The proximity of the actual CO concentration to a defined dangerous level is one example of a user setting that allows the behavior of the sensor system to be changed based on the application specific requirements. In the case where the CO concentration is far below the threshold warning, the likelihood that the sensor system switches into a deep sleep mode would be greater than in the case where the CO gas concentration is only slightly below a warning threshold. For this reason, a stored array of threshold values is maintained that provides the sensor system a methodology for assessing a threat and allows adaptive behavior based on desired gas (e.g., CO) concentration.
FIG. 4 is a flow diagram 400 of method steps used in embodiments herein. The sensor system starts in response to heart beat signal 401 that occurs at a regular rate (e.g., once per second). In step 402, a determination is made whether it is time for the sensor system to wake up. This occurs when a sensor measurement indicates a gas of interest is present. If step 402 does not indicate wake-up, then in step 403 a sleep mode is re-entered. If step 402 indicates a wake up is necessary, then in step 404 the heater is pulsed with a predetermined pulse width. In step 405, a determination is made whether measurement data is ready. If data is not present, then in step 406 a return to a sleep mode is made. If data is ready, then in step 407 measurements of temperature, humidity, and desired gas (e.g., CO) concentration are made. In step 408, a test is performed to determine if the desired gas (e.g., CO) is detected. If no desired gas is detected, then in step 409 an adaptive detection algorithm is executed that determines which sleep mode in step 410 to enter. A return is executed to step 402 awaiting "wake-up."
If the desired gas is detected in step 408, then in step 411 the compensated concentration of the desired gas (CO) is indicated. In step 412, the hazard level of the desired gas is classified as nominal, dangerous, or deadly. In step 409, the adaptive algorithm is again executed to determine what activity mode to set. In step 413, either the standard, partial, or full alert mode is selected, or the standard sleep mode entered.
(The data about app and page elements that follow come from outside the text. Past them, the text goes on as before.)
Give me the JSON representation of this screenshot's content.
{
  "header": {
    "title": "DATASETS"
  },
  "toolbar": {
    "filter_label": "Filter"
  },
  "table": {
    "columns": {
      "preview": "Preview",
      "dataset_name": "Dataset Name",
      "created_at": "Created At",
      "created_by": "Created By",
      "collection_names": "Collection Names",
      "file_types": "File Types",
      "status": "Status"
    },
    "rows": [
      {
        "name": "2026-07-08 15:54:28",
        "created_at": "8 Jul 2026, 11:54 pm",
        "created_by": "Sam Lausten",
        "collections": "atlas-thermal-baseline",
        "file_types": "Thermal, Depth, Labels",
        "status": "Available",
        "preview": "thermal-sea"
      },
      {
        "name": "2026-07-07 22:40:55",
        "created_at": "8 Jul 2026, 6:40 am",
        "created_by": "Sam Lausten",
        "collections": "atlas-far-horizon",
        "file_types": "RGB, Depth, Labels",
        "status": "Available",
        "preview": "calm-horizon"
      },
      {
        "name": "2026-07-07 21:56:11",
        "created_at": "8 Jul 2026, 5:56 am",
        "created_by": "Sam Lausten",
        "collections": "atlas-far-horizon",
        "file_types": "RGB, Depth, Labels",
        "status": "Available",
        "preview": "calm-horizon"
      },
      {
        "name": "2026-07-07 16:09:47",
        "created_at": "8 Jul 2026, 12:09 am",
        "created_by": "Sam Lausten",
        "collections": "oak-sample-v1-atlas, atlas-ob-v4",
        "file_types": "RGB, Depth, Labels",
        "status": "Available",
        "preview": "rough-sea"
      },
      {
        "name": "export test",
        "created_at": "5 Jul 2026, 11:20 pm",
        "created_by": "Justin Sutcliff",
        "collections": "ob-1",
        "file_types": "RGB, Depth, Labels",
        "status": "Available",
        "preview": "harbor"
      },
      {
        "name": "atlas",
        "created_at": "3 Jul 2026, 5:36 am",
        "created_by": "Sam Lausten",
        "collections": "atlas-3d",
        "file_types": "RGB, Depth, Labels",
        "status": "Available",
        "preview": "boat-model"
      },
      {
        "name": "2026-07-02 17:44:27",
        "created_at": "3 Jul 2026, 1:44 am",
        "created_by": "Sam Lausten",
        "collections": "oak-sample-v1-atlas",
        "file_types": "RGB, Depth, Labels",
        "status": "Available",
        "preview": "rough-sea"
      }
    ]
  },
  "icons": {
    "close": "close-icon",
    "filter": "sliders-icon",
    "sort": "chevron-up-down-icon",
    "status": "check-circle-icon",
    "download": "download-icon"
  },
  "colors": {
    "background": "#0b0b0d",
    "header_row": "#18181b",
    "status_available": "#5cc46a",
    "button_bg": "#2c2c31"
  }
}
FIG. 5 illustrates a block diagram of features of the adaptive algorithm. Stored training data 501 is used for preset behavior calibration 507 and to provide a detection threshold array 506. The CO concentration 505 comes from step 411 in FIG. 4. The CO threat 502 is assessed by comparing the CO concentration 505 against a number of threshold values. In 502, the CO concentration 505 is compared against five threshold values Thr1-Thr5 and classified as (CO<<Thr1), (CO<Thr2), (CO=Thr3), (CO>Thr4), and (CO>>Thr5). In 503, a comparison is made between the old measurement (Old) and new measurements (New). The exemplary comparison in 503 classifies the comparison as: (Old<<New), (Old<New), (Old=New), (Old>New), and (Old>>New). The assessment 502 and comparison 503 are used to determine a response mode, for example: (reduce heater cycle), (maintain heater cycle), (increase heater cycle), or go to a defined sleep activity state.
While the embodiments described herein are described with certain specific characteristics, they are not intended to limit the scope of the invention to the particular forms set forth, but, on the contrary, it is intended to cover such alternatives, modifications, and equivalents as may be included within the spirit and scope of the invention as defined by the appended claims. Embodiments of the present invention are described herein with respect to a modified TGS 2442, but such embodiments are not limited as such, but may be implemented with other gas sensors without diverting from aspects of the present invention.
Patent applications by Alexei Tikhonski, Cedar Park, TX US
Patent applications by James Novak, Austin, TX US
Patent applications by Ronald I. Dass, Austin, TX US
Patent applications in class Detector detail
Patent applications in all subclasses Detector detail